- [WORK TO COMPLETE]
Scan the records for the word "routine". Copy each line that includes it.

---------------

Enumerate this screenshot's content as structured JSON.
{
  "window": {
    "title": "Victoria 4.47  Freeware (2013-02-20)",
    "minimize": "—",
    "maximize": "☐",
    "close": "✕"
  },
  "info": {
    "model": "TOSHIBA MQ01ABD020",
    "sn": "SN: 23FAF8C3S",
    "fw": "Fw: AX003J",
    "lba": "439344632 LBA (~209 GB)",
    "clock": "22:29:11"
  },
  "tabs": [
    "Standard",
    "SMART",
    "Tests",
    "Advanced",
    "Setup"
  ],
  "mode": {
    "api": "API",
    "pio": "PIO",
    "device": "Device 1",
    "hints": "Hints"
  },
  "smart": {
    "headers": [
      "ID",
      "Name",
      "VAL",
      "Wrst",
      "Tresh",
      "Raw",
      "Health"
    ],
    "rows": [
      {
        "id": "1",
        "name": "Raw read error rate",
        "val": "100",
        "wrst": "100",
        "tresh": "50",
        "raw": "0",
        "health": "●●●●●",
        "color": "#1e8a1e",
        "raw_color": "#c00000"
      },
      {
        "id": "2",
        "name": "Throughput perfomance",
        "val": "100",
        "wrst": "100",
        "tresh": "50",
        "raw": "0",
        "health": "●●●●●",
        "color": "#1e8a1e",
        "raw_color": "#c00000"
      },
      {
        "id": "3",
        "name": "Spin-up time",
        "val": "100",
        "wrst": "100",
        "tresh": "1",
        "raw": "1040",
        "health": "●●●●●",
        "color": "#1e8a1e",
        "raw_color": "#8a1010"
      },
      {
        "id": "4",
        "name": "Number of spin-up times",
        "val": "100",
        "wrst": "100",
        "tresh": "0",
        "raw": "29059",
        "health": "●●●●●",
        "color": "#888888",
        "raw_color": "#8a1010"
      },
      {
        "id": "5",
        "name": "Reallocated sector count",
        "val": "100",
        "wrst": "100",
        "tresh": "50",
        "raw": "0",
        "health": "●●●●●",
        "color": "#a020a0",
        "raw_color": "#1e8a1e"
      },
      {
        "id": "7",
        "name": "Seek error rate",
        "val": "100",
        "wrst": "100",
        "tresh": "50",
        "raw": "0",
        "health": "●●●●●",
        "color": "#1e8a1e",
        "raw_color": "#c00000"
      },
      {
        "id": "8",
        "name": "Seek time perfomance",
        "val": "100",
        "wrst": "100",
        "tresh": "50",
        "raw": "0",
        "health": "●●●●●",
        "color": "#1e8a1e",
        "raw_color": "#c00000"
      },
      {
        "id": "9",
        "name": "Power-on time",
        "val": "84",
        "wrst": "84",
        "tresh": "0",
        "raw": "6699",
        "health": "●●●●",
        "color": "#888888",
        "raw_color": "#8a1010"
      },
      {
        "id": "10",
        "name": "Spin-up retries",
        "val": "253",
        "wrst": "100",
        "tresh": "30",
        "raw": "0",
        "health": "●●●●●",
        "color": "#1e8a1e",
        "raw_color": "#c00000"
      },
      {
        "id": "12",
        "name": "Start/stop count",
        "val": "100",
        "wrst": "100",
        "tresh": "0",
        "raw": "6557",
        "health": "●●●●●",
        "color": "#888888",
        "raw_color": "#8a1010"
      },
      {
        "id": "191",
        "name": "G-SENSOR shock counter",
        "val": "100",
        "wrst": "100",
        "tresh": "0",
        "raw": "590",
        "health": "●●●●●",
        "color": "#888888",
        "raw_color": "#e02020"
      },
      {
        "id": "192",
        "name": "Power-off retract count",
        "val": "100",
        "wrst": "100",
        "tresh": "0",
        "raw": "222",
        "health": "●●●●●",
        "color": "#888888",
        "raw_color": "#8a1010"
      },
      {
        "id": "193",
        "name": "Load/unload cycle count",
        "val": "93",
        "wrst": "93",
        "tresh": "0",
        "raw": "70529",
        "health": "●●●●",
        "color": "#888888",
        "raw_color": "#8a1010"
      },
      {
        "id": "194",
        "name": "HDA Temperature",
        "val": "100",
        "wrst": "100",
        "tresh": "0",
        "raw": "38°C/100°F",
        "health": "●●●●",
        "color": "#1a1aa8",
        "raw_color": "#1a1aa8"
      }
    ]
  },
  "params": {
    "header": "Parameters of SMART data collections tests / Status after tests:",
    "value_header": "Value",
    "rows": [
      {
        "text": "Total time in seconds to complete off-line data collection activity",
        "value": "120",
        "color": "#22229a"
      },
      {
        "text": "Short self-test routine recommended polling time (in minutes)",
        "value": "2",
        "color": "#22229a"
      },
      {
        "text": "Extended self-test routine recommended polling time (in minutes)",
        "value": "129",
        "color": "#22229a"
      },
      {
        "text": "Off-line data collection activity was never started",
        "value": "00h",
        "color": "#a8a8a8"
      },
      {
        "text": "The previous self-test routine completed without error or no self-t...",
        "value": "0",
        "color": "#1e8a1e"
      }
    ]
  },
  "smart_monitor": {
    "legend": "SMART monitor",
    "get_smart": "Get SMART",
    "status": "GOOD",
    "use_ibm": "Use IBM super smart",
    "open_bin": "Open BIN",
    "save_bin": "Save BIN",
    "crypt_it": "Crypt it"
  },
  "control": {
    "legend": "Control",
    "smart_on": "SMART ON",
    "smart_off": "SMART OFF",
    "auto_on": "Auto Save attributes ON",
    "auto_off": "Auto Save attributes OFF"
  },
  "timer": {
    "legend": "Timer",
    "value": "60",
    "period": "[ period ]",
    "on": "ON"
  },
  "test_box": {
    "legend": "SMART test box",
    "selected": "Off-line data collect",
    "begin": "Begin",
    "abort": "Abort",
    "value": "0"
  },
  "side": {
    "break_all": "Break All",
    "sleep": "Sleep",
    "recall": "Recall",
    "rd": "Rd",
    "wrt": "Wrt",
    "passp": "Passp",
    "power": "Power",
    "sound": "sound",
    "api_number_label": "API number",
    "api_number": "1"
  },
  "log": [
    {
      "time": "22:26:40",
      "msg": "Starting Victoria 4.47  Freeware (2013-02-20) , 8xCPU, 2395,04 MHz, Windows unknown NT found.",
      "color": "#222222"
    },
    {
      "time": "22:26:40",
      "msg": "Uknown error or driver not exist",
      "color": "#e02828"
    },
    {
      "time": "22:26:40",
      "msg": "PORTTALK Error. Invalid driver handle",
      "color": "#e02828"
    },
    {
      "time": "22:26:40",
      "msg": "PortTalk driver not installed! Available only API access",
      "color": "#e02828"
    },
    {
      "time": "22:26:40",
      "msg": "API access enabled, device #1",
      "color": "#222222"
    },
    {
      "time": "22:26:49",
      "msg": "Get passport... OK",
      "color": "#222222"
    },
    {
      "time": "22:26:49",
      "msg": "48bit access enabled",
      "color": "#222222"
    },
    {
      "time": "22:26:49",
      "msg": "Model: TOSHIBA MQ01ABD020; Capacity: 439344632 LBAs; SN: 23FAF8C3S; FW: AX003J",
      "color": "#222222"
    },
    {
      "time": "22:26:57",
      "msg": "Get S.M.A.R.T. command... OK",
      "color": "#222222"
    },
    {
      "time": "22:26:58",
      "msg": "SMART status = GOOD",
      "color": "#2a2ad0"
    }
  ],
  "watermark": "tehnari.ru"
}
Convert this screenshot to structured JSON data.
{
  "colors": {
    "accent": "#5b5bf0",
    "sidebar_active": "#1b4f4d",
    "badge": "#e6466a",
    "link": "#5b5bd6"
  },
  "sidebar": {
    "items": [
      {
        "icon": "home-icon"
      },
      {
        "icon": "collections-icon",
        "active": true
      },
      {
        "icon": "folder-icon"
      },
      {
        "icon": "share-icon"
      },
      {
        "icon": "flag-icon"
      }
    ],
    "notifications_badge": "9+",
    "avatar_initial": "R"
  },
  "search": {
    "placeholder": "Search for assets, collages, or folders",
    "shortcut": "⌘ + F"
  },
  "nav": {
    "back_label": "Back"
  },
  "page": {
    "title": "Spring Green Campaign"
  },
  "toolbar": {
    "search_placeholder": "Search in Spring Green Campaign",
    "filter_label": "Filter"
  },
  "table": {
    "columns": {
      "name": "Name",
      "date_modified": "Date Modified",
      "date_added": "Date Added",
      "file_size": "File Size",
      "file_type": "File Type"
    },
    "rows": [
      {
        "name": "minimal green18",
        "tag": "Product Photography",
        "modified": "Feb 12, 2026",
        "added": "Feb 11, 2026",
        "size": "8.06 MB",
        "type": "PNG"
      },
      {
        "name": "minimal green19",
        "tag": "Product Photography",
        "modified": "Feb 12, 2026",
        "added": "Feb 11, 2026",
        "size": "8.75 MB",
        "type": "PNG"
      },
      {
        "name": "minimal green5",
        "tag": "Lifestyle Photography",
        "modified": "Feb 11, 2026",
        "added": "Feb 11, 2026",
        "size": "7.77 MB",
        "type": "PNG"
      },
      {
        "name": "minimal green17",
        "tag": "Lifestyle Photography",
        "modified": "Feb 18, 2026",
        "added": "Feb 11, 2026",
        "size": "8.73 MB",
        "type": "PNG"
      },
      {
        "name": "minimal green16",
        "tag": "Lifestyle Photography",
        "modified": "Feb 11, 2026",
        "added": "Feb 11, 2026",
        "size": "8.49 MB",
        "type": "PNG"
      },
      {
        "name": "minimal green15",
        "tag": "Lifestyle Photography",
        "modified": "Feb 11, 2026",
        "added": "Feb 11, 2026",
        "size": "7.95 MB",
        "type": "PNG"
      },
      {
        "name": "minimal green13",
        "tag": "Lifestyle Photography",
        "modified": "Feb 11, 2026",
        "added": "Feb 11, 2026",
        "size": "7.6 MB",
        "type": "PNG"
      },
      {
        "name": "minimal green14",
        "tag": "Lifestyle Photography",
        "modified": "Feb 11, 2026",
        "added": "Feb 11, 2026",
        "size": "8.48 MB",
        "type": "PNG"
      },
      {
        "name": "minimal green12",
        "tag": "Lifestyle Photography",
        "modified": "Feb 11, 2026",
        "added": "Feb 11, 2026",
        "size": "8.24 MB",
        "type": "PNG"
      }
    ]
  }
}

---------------

- [YOUR SOLUTION]
        "text": "Short self-test routine recommended polling time (in minutes)",
        "text": "Extended self-test routine recommended polling time (in minutes)",
        "text": "The previous self-test routine completed without error or no self-t...",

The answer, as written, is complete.